It's funny to think that once upon a time commercialism hadn't crept into things such as the parade. Now it's all licensed characters with TV shows. (Big exception for Underdog, who deserves all the attention he can get).
felix sockwellAugust 25, 2009
i had the privilege of hanging out with michael ozborne a few months ago (one of the latest designers of the Love stamp) and what a great guy. doing a stamp design is like climbing to everest.. theres no where else to go but back down.
Michael GreaneyAugust 25, 2009
Christina SongAugust 25, 2009
Hi Paul, this is Christina from your Sketching for Ill. class. Looking at your blog, I love all of your work. They're all an inspiration. Thank you for a fun class this past term!
Please pay my little personal blog a visit if you get the chance.
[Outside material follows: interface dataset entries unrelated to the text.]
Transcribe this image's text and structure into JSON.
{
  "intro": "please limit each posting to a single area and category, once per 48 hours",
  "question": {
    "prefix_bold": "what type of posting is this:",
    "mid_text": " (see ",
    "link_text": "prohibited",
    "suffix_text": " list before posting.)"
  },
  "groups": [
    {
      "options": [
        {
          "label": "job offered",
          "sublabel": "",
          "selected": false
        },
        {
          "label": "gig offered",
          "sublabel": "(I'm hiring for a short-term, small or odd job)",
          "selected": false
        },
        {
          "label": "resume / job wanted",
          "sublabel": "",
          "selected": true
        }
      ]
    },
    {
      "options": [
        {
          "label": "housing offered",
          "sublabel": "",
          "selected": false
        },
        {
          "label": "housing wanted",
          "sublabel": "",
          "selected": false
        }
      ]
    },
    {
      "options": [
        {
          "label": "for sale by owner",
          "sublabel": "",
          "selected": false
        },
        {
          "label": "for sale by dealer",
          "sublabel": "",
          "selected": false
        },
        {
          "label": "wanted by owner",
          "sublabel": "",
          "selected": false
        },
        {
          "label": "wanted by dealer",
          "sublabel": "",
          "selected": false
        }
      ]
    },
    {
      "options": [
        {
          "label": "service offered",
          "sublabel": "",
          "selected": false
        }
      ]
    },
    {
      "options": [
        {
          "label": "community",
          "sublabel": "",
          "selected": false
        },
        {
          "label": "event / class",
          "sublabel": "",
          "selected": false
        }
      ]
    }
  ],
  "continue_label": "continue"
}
Would love some feedback/comment/suggestions/critique on any of them.
Kyle T. WebsterAugust 25, 2009
Geez, Paul - this is just fantastic.
David HeatleyAugust 25, 2009
Brilliant panorama image! Looking forward to having to send a package in need of $1.76 worth of postage to some lucky recipient...
Christoph HitzAugust 25, 2009
I particular like your presentation move, stellar job.
Doug FraserAugust 25, 2009
Ah! hearing about all the restrictions placed on you, the illustrator, is always good to know. After they've tied your hands up under your ass, you're expected to deliver that stunning piece that makes everyone connected to the assignment look fabulous. Well Paul, take a bow, you've earned.
Mark FisherAugust 25, 2009
Super piece Paul.
Brad JansenAugust 25, 2009
Absolutely brilliant, on every level...
randy enosAugust 25, 2009
As Tom Trapnell used to say...X-slint!
Cathie BleckAugust 26, 2009
I can't wait to buy these...fantastic job!
John DykesAugust 26, 2009
Coooooool project handled beautifully....
Edel RodriguezAugust 26, 2009
hey Paul, nice job of combining all the stamps into one cohesive image, tough to pull off! I worked with Howard Paine on a series a few years ago, he's a great guy to do a project with.
Nancy StahlAugust 26, 2009
Oh, oh... you're too good, Paul. These are delicious. I'm so jealous I can't write another word.
Cathleen ToelkeAugust 26, 2009
Wow, congratulations Paul, on navigating a mountain of limitations and finishing with a beautiful and instantly recognizable result! Great selection of detail and composition.